Tuesday, June 12, 2012
Withnail and I
A certain type of person in his or her early 20's is going to discover this film and see so much of himself or herself in it that it will become a signpost for that certain time of life when some people don't entirely know what's coming next, but do know that what's going on now has to end, and soon.
Withnail is a very, very unsuccessful actor in London in his late 20's; 'I' is a slightly less unsuccessful actor and Withnail's roommate. It's autumn of 1969. They're drunk a lot and stoned a lot. Their apartment is overrun with dirty dishes, rats, and the occasional loveable drug dealer. Withnail cons his uncle Monty (a flaming Richard Griffiths) into giving them the keys to his country cottage. They go off for a restorative weekend in the country.
'I' narrates the film -- writer-director Bruce Robinson based the events on things that happened to him over a five-year span -- with a paranoid, puzzled elan. Withnail, perpetually drunk and perpetually, outlandishly over-sized in speech and gesture, is both frustrating and magnetic. Griffiths's Monty, initially a caricature, grows into a sympathetic character without losing his own out-sized charm. A lot of the humour of the country sequences springs from the utter incompatibility of the two leads with country living -- they might as well be trying to vacation on the moon without spacesuits.
Grant's Withnail is the flamboyant, self-destructive, untrustworthy showpiece of the film, while McGann holds down the fort with his befuddled, panic-attack-prone protagonist. To some extent, it's like a Sherlock Holmes movie with no crime.
There's a certain sadness to the end of the film that I imagine a lot of people identify with the end of their college days, and an end to spending huge amounts of time with friends one will soon lose touch with, forever.

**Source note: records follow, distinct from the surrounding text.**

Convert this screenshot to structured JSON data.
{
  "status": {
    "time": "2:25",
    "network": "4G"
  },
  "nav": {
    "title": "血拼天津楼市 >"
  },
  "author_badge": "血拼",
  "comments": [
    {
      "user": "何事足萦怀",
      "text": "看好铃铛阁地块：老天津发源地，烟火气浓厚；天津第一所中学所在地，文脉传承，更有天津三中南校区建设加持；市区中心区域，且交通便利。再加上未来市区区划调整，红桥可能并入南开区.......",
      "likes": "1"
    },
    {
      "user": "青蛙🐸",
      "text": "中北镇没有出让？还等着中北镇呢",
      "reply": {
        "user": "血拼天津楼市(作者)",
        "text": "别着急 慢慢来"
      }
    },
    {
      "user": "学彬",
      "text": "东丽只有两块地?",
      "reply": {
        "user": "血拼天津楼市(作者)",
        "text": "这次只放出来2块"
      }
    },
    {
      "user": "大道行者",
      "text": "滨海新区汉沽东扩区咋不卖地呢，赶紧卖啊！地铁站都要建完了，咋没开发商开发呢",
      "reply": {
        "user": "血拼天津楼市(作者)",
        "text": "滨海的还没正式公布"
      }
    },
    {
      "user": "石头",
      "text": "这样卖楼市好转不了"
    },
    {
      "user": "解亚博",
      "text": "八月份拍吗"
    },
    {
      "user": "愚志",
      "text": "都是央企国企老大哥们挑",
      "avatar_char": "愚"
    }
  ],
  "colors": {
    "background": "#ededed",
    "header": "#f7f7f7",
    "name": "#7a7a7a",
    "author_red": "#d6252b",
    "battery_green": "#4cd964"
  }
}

I can imagine a lot of people hating this film, but those who will like it, will probably end up loving it. Highly recommended.